Exact copy, no pictures: restate each entry below word for word.

Source data
—————

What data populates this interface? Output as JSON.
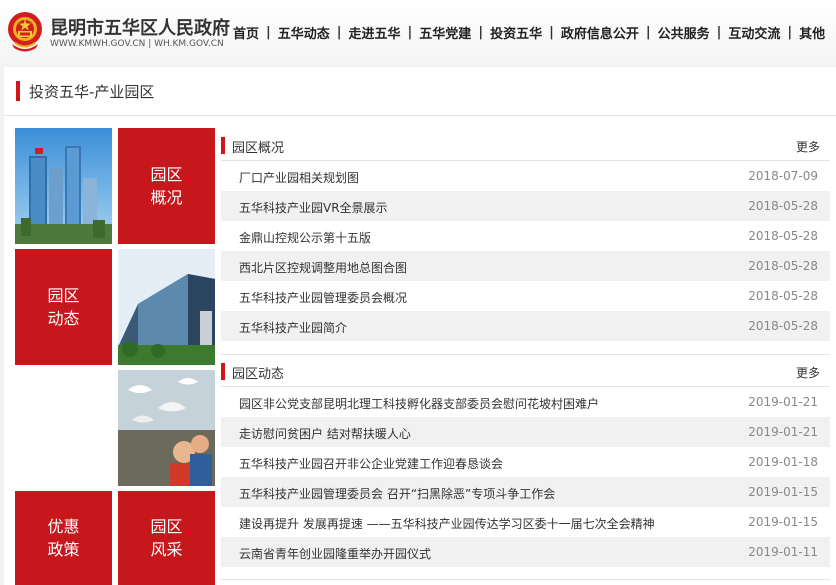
{
  "header": {
    "site_title": "昆明市五华区人民政府",
    "site_urls": "WWW.KMWH.GOV.CN | WH.KM.GOV.CN",
    "nav": [
      "首页",
      "五华动态",
      "走进五华",
      "五华党建",
      "投资五华",
      "政府信息公开",
      "公共服务",
      "互动交流",
      "其他"
    ],
    "nav_separator": "|"
  },
  "page": {
    "heading": "投资五华-产业园区"
  },
  "tiles": {
    "overview": "园区概况",
    "news": "园区动态",
    "policy": "优惠政策",
    "style": "园区风采"
  },
  "sections": [
    {
      "title": "园区概况",
      "more": "更多",
      "items": [
        {
          "title": "厂口产业园相关规划图",
          "date": "2018-07-09"
        },
        {
          "title": "五华科技产业园VR全景展示",
          "date": "2018-05-28"
        },
        {
          "title": "金鼎山控规公示第十五版",
          "date": "2018-05-28"
        },
        {
          "title": "西北片区控规调整用地总图合图",
          "date": "2018-05-28"
        },
        {
          "title": "五华科技产业园管理委员会概况",
          "date": "2018-05-28"
        },
        {
          "title": "五华科技产业园简介",
          "date": "2018-05-28"
        }
      ]
    },
    {
      "title": "园区动态",
      "more": "更多",
      "items": [
        {
          "title": "园区非公党支部昆明北理工科技孵化器支部委员会慰问花坡村困难户",
          "date": "2019-01-21"
        },
        {
          "title": "走访慰问贫困户 结对帮扶暖人心",
          "date": "2019-01-21"
        },
        {
          "title": "五华科技产业园召开非公企业党建工作迎春恳谈会",
          "date": "2019-01-18"
        },
        {
          "title": "五华科技产业园管理委员会 召开“扫黑除恶”专项斗争工作会",
          "date": "2019-01-15"
        },
        {
          "title": "建设再提升 发展再提速 ——五华科技产业园传达学习区委十一届七次全会精神",
          "date": "2019-01-15"
        },
        {
          "title": "云南省青年创业园隆重举办开园仪式",
          "date": "2019-01-11"
        }
      ]
    }
  ],
  "colors": {
    "accent_red": "#c5171c",
    "row_alt": "#f1f1f1"
  }
}
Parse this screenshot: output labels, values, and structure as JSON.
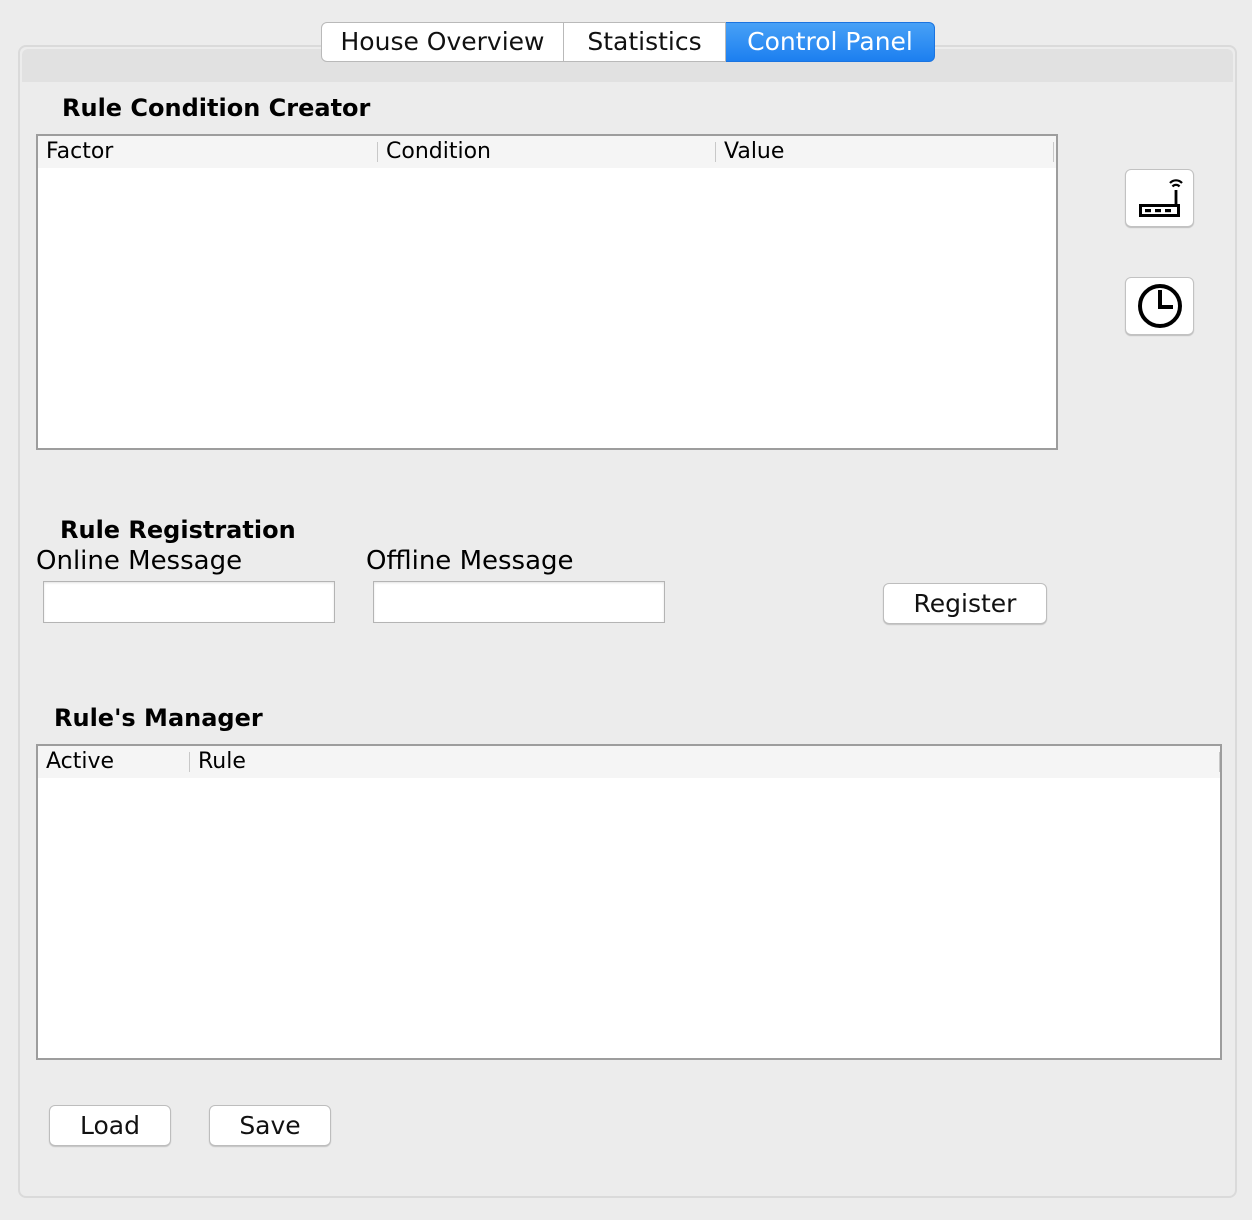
{
  "tabs": [
    {
      "label": "House Overview",
      "active": false
    },
    {
      "label": "Statistics",
      "active": false
    },
    {
      "label": "Control Panel",
      "active": true
    }
  ],
  "rule_condition_creator": {
    "title": "Rule Condition Creator",
    "columns": [
      "Factor",
      "Condition",
      "Value"
    ],
    "rows": []
  },
  "side_buttons": [
    {
      "icon": "router-icon"
    },
    {
      "icon": "clock-icon"
    }
  ],
  "rule_registration": {
    "title": "Rule Registration",
    "online_label": "Online Message",
    "online_value": "",
    "offline_label": "Offline Message",
    "offline_value": "",
    "register_label": "Register"
  },
  "rules_manager": {
    "title": "Rule's Manager",
    "columns": [
      "Active",
      "Rule"
    ],
    "rows": []
  },
  "footer": {
    "load_label": "Load",
    "save_label": "Save"
  },
  "colors": {
    "active_tab": "#1c7ff0",
    "background": "#ececec"
  }
}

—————

> **Expected answer**
What data populates this interface? Output as JSON.
{
  "header": {
    "site_title": "昆明市五华区人民政府",
    "site_urls": "WWW.KMWH.GOV.CN | WH.KM.GOV.CN",
    "nav": [
      "首页",
      "五华动态",
      "走进五华",
      "五华党建",
      "投资五华",
      "政府信息公开",
      "公共服务",
      "互动交流",
      "其他"
    ],
    "nav_separator": "|"
  },
  "page": {
    "heading": "投资五华-产业园区"
  },
  "tiles": {
    "overview": "园区概况",
    "news": "园区动态",
    "policy": "优惠政策",
    "style": "园区风采"
  },
  "sections": [
    {
      "title": "园区概况",
      "more": "更多",
      "items": [
        {
          "title": "厂口产业园相关规划图",
          "date": "2018-07-09"
        },
        {
          "title": "五华科技产业园VR全景展示",
          "date": "2018-05-28"
        },
        {
          "title": "金鼎山控规公示第十五版",
          "date": "2018-05-28"
        },
        {
          "title": "西北片区控规调整用地总图合图",
          "date": "2018-05-28"
        },
        {
          "title": "五华科技产业园管理委员会概况",
          "date": "2018-05-28"
        },
        {
          "title": "五华科技产业园简介",
          "date": "2018-05-28"
        }
      ]
    },
    {
      "title": "园区动态",
      "more": "更多",
      "items": [
        {
          "title": "园区非公党支部昆明北理工科技孵化器支部委员会慰问花坡村困难户",
          "date": "2019-01-21"
        },
        {
          "title": "走访慰问贫困户 结对帮扶暖人心",
          "date": "2019-01-21"
        },
        {
          "title": "五华科技产业园召开非公企业党建工作迎春恳谈会",
          "date": "2019-01-18"
        },
        {
          "title": "五华科技产业园管理委员会 召开“扫黑除恶”专项斗争工作会",
          "date": "2019-01-15"
        },
        {
          "title": "建设再提升 发展再提速 ——五华科技产业园传达学习区委十一届七次全会精神",
          "date": "2019-01-15"
        },
        {
          "title": "云南省青年创业园隆重举办开园仪式",
          "date": "2019-01-11"
        }
      ]
    }
  ],
  "colors": {
    "accent_red": "#c5171c",
    "row_alt": "#f1f1f1"
  }
}
Parse this screenshot: output labels, values, and structure as JSON.
{
  "tabs": [
    {
      "label": "House Overview",
      "active": false
    },
    {
      "label": "Statistics",
      "active": false
    },
    {
      "label": "Control Panel",
      "active": true
    }
  ],
  "rule_condition_creator": {
    "title": "Rule Condition Creator",
    "columns": [
      "Factor",
      "Condition",
      "Value"
    ],
    "rows": []
  },
  "side_buttons": [
    {
      "icon": "router-icon"
    },
    {
      "icon": "clock-icon"
    }
  ],
  "rule_registration": {
    "title": "Rule Registration",
    "online_label": "Online Message",
    "online_value": "",
    "offline_label": "Offline Message",
    "offline_value": "",
    "register_label": "Register"
  },
  "rules_manager": {
    "title": "Rule's Manager",
    "columns": [
      "Active",
      "Rule"
    ],
    "rows": []
  },
  "footer": {
    "load_label": "Load",
    "save_label": "Save"
  },
  "colors": {
    "active_tab": "#1c7ff0",
    "background": "#ececec"
  }
}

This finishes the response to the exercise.